With the many Supras in attendance at the annual Supras Invade Las Vegas event, this chrome beauty really stood out. Aside from the fact that we got a tan standing next to the custom paint reflecting the desert sun, it really caught our attention because it epitomizes the ultimate street car. This daily driver not only is a commuter (70 miles a day) but it has the awards of a show car (15 trophies, count 'em) and the track slips of a race car (two-time consecutive winner of Hawaii's fastest import street car shootout). Not to mention we give props to any enthusiast willing to ship his car out from Hawaii and then make the four-hour drive to the show. That is love.

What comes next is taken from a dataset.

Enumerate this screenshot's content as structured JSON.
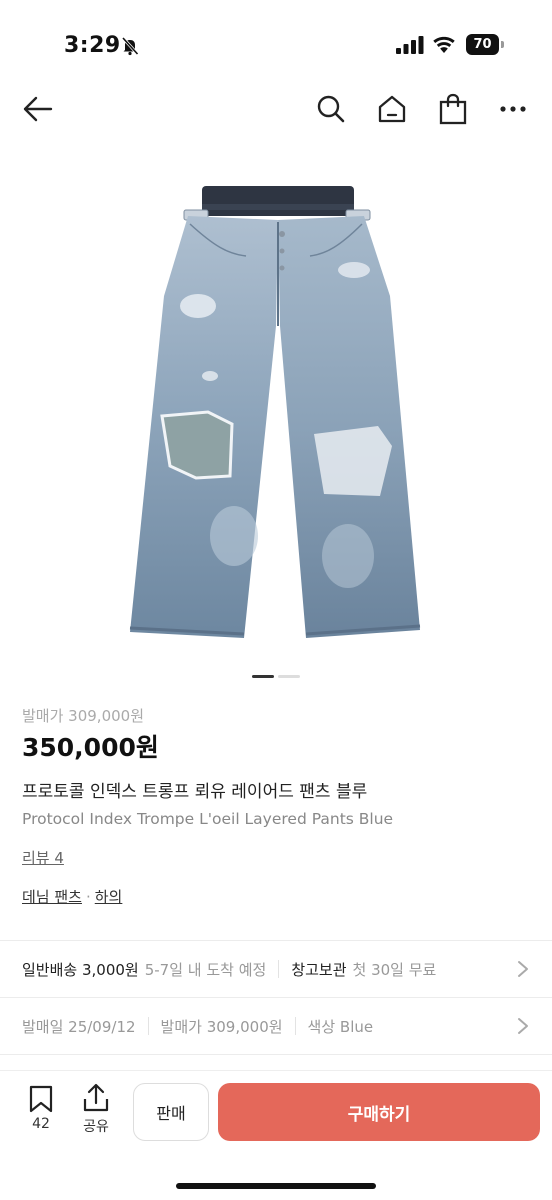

Cedric, not The Entertainer but yet still entertaining, Smith has a long history with Supras. Having previously built, raced and owned a 1993; 1994; and 1997 676-rwhp, six-speed Supra, he was not new to the scene when he picked up this 1997 automatic Supra from a friend in New Mexico (a surprise find on eBay no less).

Cedric has been racing in Hawaii over six years and over the last five his cars have consistently been winning car shows. Other than his Supra he terrorizes Oahu with his 1997 BMW 540 and 2000 Suzuki Vitara. No other Supra in Hawaii has won as many car shows or fastest street car shootouts. This car, which took one year to build and a whopping $45,000, truly is to be feared on the island. Although Cedric shows the car, he maintains that it "was purpose-built to be a very fast and capable street car." On this Supra you notice the many custom items that reflects Cedric's approach of trying "to be the first to do and try new things" with his vehicles.

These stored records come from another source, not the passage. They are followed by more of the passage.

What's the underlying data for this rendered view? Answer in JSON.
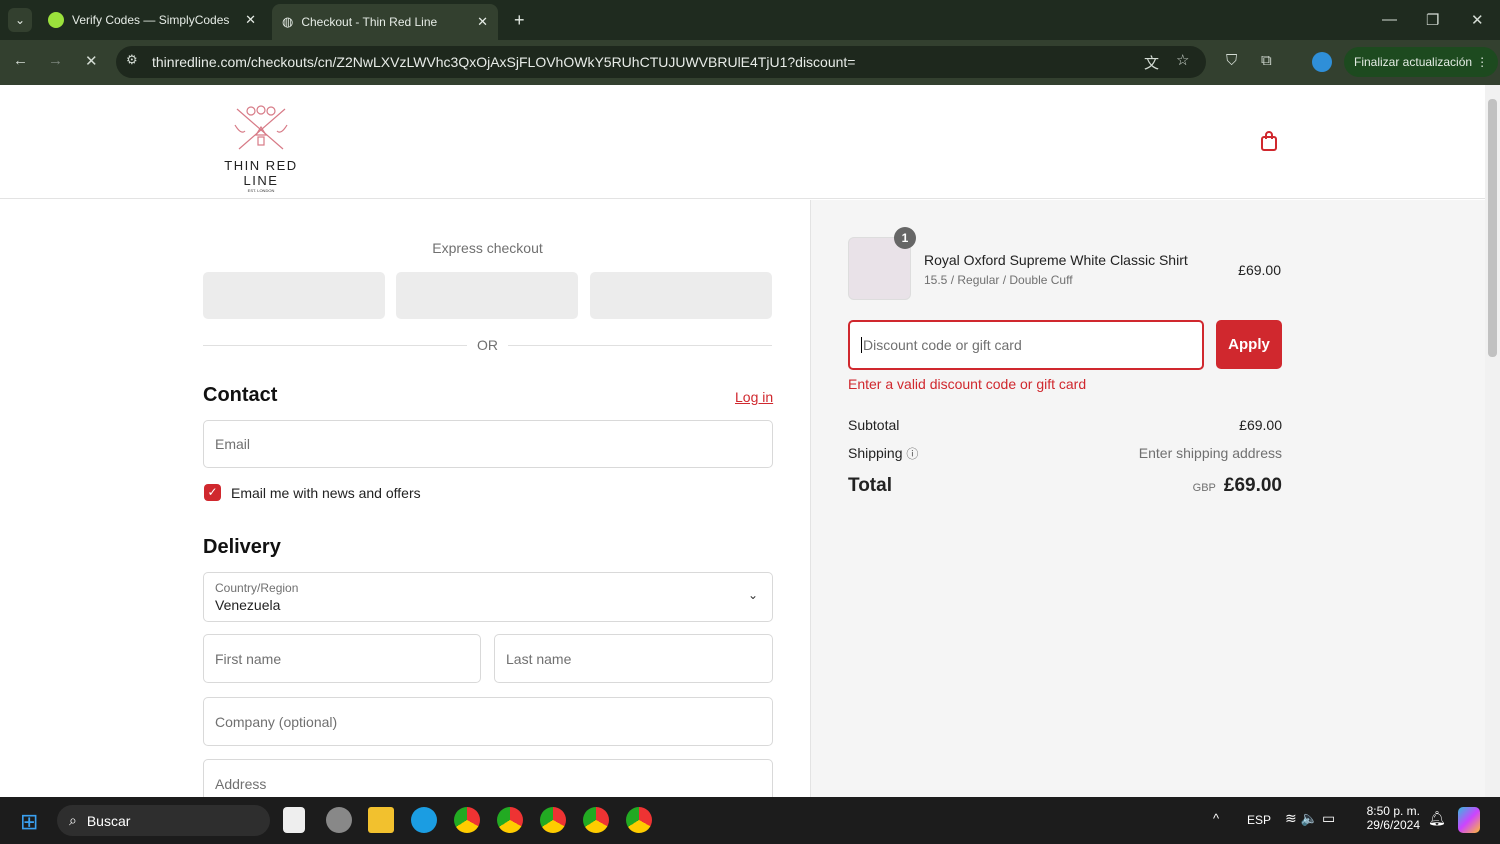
{
  "browser": {
    "tabs": [
      {
        "title": "Verify Codes — SimplyCodes",
        "active": false
      },
      {
        "title": "Checkout - Thin Red Line",
        "active": true
      }
    ],
    "url": "thinredline.com/checkouts/cn/Z2NwLXVzLWVhc3QxOjAxSjFLOVhOWkY5RUhCTUJUWVBRUlE4TjU1?discount=",
    "update_label": "Finalizar actualización"
  },
  "brand": {
    "name": "THIN RED LINE",
    "tagline": "EST. LONDON",
    "accent": "#d0282e"
  },
  "checkout": {
    "express_label": "Express checkout",
    "or_label": "OR",
    "contact": {
      "title": "Contact",
      "login": "Log in",
      "email_placeholder": "Email",
      "newsletter_label": "Email me with news and offers",
      "newsletter_checked": true
    },
    "delivery": {
      "title": "Delivery",
      "country_label": "Country/Region",
      "country_value": "Venezuela",
      "first_name": "First name",
      "last_name": "Last name",
      "company": "Company (optional)",
      "address": "Address"
    }
  },
  "summary": {
    "item": {
      "name": "Royal Oxford Supreme White Classic Shirt",
      "variant": "15.5 / Regular / Double Cuff",
      "price": "£69.00",
      "quantity": "1"
    },
    "discount_placeholder": "Discount code or gift card",
    "apply_label": "Apply",
    "error": "Enter a valid discount code or gift card",
    "subtotal_label": "Subtotal",
    "subtotal": "£69.00",
    "shipping_label": "Shipping",
    "shipping": "Enter shipping address",
    "total_label": "Total",
    "currency": "GBP",
    "total": "£69.00"
  },
  "taskbar": {
    "search": "Buscar",
    "lang": "ESP",
    "time": "8:50 p. m.",
    "date": "29/6/2024"
  }
}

Now, putting down 10.92-second e.t.s at 131 mph requires a lot of engine oomph, even for a turbo Supra. Stopping off at his local McCully 76 Station in Honolulu, Hawaii, Cedric wanted to ensure the 2JZ powerplant would withstand the rigors of extreme boosted duty. For this he called upon Snyders in Honolulu to perform the precision machine work on the bottom end. Cedric felt that the factory crankshaft was stout enough to handle the 700-plus horsepower he planned on generating but before it would make its way into the bottom end it received some massaging via micro-polishing and high-speed balancing. Once all the machine work was completed, Heath Kobatake at McCully assembled the engine using forged 8.0:1 Wiseco pistons mounted on factory connecting rods.

Once the bottom end was buttoned up, Cedric concentrated on improving the flow into the combustion chambers. The head was left unported but the upgraded valve train from Crower (springs and titanium retainers) help keep the factory tightly shut for better compression. Orchestrating the valve train movements are a pair of HKS 264-degree bumpsticks. The largest gain in performance came from a Sound Performance single-turbo upgrade he uprooted from his previously owned six-speed. A stainless steel RPS tubular manifold collects the spent gases and directs them into an SP67 turbocharger. Once the spent gases are done spinning the Q-trim turbine wheel a 3.5-inch RPS downpipe expedites the exhaust through a custom fabricated 3.5-inch exhaust system that gets muffled through a Blitz canister before exiting out of the rear.